Read Tarot in the Present Moment, Full of Joy, Prosperity, and Peace Fill your heart with abundance and ease by uniting Tarot with the modern mindfulness movement. Combining the card archetypes and meanings with today’s well-researched methods of meditation, this groundbreaking book shows you how to find a clearer path forward through compassion. Mindful Tarot cultivates our capacity to live and love what is unknown and unresolved. It is a practice of patience and openness, encouraging you to embrace the present moment: complete, lavish, and unconstrained. Lisa Freinkel Tishman teaches you to develop skills on three levels: mindful awareness of yourself and your querent, a deeper relationship with your cards, and a transformed understanding of the Tarot system. She also provides exercises, analyses of all 78 cards, and step-by-step examples of her own daily practice.

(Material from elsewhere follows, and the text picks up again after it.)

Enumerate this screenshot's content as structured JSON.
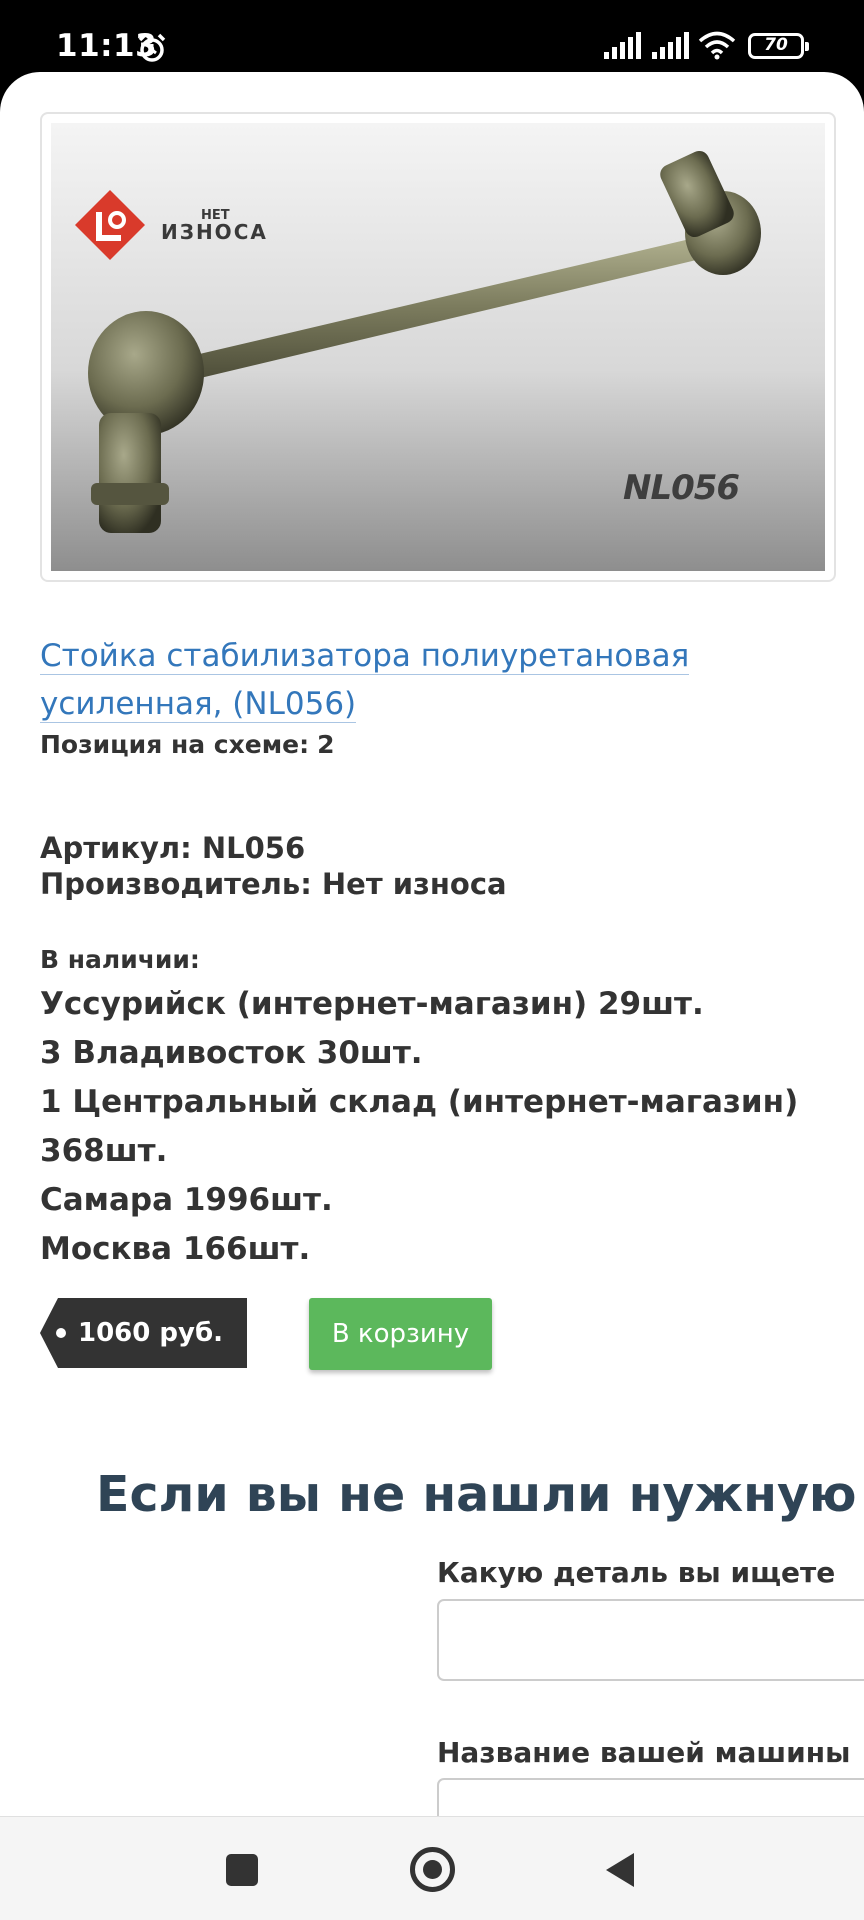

Western esotericism has now emerged as an academic study in its own right, combining spirituality with an empirical observation of the natural world while also relating the humanity to the universe through a harmonious celestial order. This introduction to the Western esoteric traditions offers a concise overview of their historical development. Nicholas Goodrick-Clarke explores these traditions, from their roots in Hermeticism, Neo-Platonism, and Gnosticism in the early Christian era up to their reverberations in today's scientific paradigms. While the study of Western esotericism is usually confined to the history of ideas, Goodrick-Clarke examines the phenomenon much more broadly. He demonstrates that, far from being a strictly intellectual movement, the spread of esotericism owes a great deal to geopolitics and globalization. In Hellenistic culture, for example, the empire of Alexander the Great, which stretched across Egypt and Western Asia to provinces in India, facilitated a mixing of Eastern and Western cultures. As the Greeks absorbed ideas from Egypt, Babylon, Assyria, and Persia, they gave rise to the first esoteric movements. From the late sixteenth to the eighteenth centuries, post-Reformation spirituality found expression in theosophy, Rosicrucianism and Freemasonry. Similarly, in the modern era, dissatisfaction with the hegemony of science in Western culture and a lack of faith in traditional Christianity led thinkers like Madame Blavatsky to look East for spiritual inspiration. Goodrick-Clarke further examines Modern esoteric thought in the light of new scientific and medical paradigms along with the analytical psychology of Carl Gustav Jung. This book traces the complete history of these movements and is the definitive account of Western esotericism.